MOREHEAD CITY – State recreational water quality officials announced today that bacteria levels at swimming sites in Bald Head Island meet state and Environmental Protection Agency standards for swimming and other contact with the water.

State officials also are alerting the public that initial testing at three sites in Oak Island showed levels of bacteria exceeding the standards.

The N.C. Division of Marine Fisheries’ Recreational Water Quality Program has tested a representative sample of established swimming sites along Bald Head Island and found that bacteria levels do not exceed swimming standards. However, beach-goers should still avoid swimming at sites where floodwaters being pumped to the ocean in different locations around Bald Head Island. Signs will be placed at the discharge sites to warn the public of the possible health risk.

All precautionary swimming advisories put in place due to Hurricane Florence are now lifted.

The three sites under alert in Oak Island are due to bacteriological testing. Those sites are at:
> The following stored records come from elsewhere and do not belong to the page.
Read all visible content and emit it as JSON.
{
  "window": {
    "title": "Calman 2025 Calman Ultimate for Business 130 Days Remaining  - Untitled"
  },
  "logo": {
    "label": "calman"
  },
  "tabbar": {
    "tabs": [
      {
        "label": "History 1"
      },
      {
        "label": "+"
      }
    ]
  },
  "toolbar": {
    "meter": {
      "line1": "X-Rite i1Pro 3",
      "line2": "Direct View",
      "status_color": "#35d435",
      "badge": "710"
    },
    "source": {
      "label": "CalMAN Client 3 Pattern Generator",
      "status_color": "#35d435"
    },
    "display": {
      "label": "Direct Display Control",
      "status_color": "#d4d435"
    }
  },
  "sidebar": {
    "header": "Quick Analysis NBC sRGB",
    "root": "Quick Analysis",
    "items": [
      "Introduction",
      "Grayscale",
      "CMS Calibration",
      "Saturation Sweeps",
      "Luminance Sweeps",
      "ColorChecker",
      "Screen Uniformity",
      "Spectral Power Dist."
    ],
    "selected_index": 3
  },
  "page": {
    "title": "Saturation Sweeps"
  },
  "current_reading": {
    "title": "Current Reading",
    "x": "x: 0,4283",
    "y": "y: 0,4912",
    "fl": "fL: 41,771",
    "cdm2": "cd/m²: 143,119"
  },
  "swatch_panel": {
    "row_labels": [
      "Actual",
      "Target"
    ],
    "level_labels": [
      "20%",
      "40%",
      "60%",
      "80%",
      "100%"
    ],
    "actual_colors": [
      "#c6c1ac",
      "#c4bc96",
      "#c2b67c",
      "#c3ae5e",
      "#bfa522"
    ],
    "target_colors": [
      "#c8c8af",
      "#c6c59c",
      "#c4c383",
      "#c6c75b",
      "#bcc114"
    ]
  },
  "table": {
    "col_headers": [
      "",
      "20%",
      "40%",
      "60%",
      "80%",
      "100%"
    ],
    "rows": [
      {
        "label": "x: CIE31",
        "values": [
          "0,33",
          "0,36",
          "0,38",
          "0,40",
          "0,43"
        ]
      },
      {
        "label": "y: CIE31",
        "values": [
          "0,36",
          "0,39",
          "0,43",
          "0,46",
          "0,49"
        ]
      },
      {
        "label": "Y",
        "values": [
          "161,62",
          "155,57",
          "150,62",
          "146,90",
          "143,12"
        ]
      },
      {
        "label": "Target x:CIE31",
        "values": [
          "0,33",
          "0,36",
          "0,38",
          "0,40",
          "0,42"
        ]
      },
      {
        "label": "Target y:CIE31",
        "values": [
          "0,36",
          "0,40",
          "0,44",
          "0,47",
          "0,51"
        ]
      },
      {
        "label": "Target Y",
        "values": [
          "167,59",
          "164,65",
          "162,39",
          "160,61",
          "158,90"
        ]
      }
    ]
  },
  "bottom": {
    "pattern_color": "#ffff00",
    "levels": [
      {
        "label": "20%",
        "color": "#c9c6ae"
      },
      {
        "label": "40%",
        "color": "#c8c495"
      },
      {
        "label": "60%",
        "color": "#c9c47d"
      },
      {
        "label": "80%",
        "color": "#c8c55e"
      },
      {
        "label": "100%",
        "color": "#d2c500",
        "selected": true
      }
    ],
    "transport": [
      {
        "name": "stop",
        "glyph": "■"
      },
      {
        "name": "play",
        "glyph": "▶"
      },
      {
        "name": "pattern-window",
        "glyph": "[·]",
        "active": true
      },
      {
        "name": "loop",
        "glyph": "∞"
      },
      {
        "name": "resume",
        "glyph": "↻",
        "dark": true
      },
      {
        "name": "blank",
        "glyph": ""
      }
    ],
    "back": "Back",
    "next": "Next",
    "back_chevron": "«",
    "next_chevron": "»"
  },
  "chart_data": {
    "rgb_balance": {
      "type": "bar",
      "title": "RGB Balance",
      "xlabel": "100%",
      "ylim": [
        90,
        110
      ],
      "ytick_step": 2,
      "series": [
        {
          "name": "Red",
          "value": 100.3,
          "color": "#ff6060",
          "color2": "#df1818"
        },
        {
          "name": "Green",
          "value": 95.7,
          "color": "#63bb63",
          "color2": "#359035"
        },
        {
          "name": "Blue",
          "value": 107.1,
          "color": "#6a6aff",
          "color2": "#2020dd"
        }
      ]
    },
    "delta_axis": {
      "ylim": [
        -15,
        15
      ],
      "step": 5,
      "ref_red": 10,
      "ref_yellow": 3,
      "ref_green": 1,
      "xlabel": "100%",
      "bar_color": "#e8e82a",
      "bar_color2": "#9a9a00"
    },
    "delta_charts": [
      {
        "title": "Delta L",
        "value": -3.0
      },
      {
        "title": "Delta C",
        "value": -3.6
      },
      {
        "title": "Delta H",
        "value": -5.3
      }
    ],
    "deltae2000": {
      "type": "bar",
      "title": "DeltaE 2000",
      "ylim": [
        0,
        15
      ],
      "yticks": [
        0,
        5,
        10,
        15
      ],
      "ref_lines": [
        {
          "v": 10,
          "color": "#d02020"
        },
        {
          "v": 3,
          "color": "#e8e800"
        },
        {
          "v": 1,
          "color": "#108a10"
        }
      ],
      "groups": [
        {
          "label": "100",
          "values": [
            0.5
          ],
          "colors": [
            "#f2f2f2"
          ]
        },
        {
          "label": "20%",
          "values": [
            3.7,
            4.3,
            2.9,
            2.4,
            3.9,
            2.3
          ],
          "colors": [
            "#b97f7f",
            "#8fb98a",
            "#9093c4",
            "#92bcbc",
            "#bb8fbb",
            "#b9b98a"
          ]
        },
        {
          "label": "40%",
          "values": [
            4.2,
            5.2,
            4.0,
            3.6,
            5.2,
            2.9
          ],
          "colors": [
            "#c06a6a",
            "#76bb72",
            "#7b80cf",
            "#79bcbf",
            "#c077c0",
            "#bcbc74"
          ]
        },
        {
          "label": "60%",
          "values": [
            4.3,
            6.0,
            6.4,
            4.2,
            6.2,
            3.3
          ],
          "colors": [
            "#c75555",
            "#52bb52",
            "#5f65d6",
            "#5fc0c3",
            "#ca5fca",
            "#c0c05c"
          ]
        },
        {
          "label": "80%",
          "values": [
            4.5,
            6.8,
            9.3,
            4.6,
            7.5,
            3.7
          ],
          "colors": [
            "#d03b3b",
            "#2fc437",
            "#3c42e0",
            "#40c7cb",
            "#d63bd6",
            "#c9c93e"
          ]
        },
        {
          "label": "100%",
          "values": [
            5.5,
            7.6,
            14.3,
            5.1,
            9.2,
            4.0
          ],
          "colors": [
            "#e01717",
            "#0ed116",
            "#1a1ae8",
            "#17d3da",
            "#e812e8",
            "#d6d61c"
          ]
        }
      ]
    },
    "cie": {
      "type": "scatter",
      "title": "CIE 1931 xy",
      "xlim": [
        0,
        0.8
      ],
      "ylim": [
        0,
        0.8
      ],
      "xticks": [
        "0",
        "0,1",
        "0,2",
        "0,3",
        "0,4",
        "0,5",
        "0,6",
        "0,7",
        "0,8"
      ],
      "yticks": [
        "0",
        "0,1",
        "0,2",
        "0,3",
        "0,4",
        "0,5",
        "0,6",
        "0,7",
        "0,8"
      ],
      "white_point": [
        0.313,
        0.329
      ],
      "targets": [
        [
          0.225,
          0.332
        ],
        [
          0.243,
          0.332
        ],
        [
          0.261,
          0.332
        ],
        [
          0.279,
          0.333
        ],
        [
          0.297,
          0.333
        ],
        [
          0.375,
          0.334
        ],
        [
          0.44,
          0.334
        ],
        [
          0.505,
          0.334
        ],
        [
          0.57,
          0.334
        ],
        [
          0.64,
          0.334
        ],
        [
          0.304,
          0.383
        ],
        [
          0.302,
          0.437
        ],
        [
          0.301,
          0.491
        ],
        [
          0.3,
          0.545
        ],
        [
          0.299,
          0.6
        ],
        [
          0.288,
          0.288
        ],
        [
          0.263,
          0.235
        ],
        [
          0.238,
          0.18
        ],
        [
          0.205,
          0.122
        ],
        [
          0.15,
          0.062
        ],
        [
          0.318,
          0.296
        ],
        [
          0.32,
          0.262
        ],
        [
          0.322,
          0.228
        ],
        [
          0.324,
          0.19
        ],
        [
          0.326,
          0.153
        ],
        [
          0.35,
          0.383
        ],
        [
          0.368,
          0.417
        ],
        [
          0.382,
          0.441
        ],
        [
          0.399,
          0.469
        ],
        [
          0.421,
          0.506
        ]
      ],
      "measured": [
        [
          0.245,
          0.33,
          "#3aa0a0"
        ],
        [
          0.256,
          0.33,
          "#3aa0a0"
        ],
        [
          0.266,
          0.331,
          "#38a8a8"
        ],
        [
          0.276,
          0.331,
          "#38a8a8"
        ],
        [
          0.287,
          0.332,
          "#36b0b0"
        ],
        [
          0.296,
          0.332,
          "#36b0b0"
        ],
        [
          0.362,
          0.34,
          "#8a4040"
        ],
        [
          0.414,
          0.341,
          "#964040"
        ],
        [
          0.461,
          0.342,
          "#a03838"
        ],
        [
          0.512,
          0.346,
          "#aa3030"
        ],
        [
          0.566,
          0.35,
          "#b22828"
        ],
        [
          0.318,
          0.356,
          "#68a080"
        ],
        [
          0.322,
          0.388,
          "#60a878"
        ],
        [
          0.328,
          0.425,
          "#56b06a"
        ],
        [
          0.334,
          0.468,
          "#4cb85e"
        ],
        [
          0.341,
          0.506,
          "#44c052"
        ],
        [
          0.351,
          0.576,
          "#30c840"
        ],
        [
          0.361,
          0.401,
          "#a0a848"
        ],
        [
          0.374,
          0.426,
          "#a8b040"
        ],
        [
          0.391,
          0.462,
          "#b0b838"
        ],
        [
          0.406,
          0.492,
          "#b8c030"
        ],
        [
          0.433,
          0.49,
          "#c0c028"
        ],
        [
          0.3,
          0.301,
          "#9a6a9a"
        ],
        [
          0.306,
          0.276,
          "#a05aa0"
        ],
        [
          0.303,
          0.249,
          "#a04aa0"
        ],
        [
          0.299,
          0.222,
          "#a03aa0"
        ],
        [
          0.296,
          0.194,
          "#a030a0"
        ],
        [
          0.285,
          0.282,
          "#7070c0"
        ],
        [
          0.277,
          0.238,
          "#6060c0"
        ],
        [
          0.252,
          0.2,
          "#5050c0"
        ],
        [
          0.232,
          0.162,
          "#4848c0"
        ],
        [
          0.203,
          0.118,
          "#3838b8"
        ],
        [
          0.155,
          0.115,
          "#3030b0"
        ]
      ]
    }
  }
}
• Southeast 58th Street and East Beach Drive (Town of Oak Island)
• Ocean Drive and Keziah Street (Town of Oak Island)
• Lighthouse Park off Caswell Beach Road (Town of Caswell Beach)

Test results of water samples collected yesterday at these sites show bacterial levels that exceed the state and federal single-sample standard of 104 enterococci per 100 milliliters for Tier 1 high-usage sites. Swimming areas are classified based on recreational use and are referred to as tiers.

State officials will water samples from these sites again today, and test results of the samples will dictate further action. If the new samples also show elevated bacteria counts, state officials will post a swimming advisory sign and issue a swimming advisory.

The N.C. Recreational Water Quality Program tests water quality at ocean and sound beaches in accordance with federal and state laws.

The Recreational Water Quality Program tests waters for enterococci, a bacteria group found in the intestines of warm-blooded animals. While it is not known to cause illness, scientific studies show that enterococci may indicate the presence of other disease-causing organisms. People swimming or playing in waters with bacteria levels higher than the standards have an increased risk of developing gastrointestinal illness or skin infections.

Recreational water quality officials sample 209 sites throughout the coastal region, most of them on a weekly basis from April to October. Testing continues on a reduced schedule during the rest of the year, when waters are colder.

For more information about coastal recreational water quality, visit the N.C. Recreational Water Quality Program’s website at: http://portal.ncdenr.org/web/mf/recreational-water-quality or on Twitter.com @ncrecprgm.